As an aside, the Bologna process AFAIK covers only higher education (at the polytechnic/university level, bachelor/master/Phd), not high school. Of course, it indirectly covers lower education as well in the sense that it effectively requires that students entering higher education have certain skills.
I think this Finnish group needs someone who is an insider on textbook selection committees to advise them. The last thing these committees want is to embarrass themselves by being seen to recommend a work that was produced in three days. They would lose their credibility, regardless of the quality of the work.
IIRC there are no textbook selection committees in Finland. Teachers are free to choose whichever book they want; or indeed to not choose any book at all and teach the class based on their own material.
- FWIW, Linux finally got rid of the BKL in the 3.0 release or thereabouts.
- Many (most?) 10Gb NIC's are multiqueue, meaning that the interrupt and packet processing load can be spread over multiple cores.
- Linux and presumably other OS'es have mechanisms to switch to polling mode when processing large numbers of incoming network packets.
That being said, your basic points about interrupt latency being an issue still stand, of course.
They are going to have to get their electricity from somewhere & generating capacity don't grow on trees.
Unless they burn, um, err, apples?

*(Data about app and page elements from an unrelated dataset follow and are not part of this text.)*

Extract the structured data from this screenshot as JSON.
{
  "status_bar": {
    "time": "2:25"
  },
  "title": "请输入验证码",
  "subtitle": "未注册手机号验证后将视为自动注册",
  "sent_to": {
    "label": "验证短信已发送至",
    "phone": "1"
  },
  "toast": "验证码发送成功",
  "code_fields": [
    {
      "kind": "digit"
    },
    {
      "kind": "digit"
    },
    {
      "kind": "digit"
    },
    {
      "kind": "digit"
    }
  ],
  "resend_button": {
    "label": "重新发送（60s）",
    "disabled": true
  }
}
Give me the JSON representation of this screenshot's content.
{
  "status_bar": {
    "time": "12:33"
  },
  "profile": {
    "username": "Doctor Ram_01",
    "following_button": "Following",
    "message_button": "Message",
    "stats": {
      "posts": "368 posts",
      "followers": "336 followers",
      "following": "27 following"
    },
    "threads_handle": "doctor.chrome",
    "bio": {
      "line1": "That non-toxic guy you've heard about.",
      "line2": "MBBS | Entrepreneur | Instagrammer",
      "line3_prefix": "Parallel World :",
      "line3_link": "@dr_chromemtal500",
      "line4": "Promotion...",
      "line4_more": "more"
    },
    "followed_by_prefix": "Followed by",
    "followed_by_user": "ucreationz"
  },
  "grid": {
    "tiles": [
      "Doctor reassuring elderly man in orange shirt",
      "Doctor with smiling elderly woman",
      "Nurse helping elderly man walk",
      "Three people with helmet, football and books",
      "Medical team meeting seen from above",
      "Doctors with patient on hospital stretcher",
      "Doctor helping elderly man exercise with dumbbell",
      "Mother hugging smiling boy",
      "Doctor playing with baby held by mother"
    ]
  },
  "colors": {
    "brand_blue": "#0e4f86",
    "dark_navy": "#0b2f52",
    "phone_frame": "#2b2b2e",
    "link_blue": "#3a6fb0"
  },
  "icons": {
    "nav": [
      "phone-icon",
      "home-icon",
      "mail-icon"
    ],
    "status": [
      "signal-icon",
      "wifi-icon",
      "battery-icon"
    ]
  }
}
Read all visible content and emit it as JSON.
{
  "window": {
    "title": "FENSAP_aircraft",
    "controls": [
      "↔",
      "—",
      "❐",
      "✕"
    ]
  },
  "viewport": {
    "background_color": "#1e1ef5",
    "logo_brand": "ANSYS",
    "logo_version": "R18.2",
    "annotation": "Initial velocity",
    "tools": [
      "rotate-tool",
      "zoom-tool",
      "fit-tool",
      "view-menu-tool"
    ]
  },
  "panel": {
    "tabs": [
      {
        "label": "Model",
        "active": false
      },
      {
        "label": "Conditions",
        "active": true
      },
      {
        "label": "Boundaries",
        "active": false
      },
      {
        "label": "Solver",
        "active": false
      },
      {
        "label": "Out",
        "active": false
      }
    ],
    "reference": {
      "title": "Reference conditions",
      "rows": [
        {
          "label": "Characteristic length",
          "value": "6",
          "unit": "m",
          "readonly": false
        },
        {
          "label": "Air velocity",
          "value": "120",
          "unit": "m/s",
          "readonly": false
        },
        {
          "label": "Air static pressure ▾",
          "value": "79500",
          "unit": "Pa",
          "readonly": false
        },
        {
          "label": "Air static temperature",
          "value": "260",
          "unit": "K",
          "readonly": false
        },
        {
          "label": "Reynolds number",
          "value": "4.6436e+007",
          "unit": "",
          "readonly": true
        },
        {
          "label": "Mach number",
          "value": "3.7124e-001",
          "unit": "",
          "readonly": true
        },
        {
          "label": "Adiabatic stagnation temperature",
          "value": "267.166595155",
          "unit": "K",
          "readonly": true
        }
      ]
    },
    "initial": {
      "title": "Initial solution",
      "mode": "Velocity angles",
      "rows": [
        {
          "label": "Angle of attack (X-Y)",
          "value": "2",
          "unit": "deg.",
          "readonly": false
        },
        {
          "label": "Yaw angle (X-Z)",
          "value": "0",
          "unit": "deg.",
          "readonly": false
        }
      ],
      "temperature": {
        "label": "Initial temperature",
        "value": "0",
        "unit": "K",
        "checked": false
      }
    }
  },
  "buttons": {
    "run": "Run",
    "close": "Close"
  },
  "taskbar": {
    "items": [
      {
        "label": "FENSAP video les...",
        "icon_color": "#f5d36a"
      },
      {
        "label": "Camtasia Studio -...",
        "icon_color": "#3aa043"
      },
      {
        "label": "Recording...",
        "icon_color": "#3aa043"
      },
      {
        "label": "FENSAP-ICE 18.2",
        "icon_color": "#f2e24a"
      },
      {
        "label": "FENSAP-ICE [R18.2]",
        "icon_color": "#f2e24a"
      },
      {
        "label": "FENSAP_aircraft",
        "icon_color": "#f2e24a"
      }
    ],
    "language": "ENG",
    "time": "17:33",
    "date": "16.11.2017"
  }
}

Yes, APPLES!
- 1. Solve world energy crisis
- 2. Get Nobel peace price
- 3. Profit!!!
Man, I'm awesome!
- No compositing
- Compositing using the 2D XRender interface
Compositing using OpenGL 1.x
- Compositing using OpenGL 2.x
- Compositing using OpenGL ES 2 (code mostly shared with the OpenGL 2.x codepath)
So what is suggested here is to delete support for compositing using OpenGL 1.x.
Personally, I can hardly blame the developer for wanting to prune that list a bit.
And, if you don't want to see this feature deleted, now is your opportunity to step up to the plate and contribute!
What you're looking for is the Green500 list [green500.org]
Indeed, but the site was down when I wrote my previous reply so I had to resort to the top500 list and calculating flops/watt for the few top entries manually.
In any case, as one can see from the list, the best GPU machine manages to beat the K machines by a factor of 1.66, a far cry from the factor of 3-6 you originally claimed. And most GPU machines fall behind the K.
I think the sparc viiifx is quite impressive, it gets very good flops/watt without being a particularly exotic design. Basically it's just a standard OoO CPU with a couple extra FP units and lots of registers clocking at a little lower frequency than usual. No long vectors with scatter/gather memory ops, no GPU's, no low power very slow embedded CPU's like the Blue Genes etc.
I have no knowledge of the design tradeoffs of the individual systems, but I'd say that it's fairly impressive that both the top500 and the Green500 have so many GPUs in the top 10, given that they're both CPU-dominated lists.
Large GPGPU clusters are still a relatively new phenomenon, give it a few years and I suspect you'll see a lot more of them.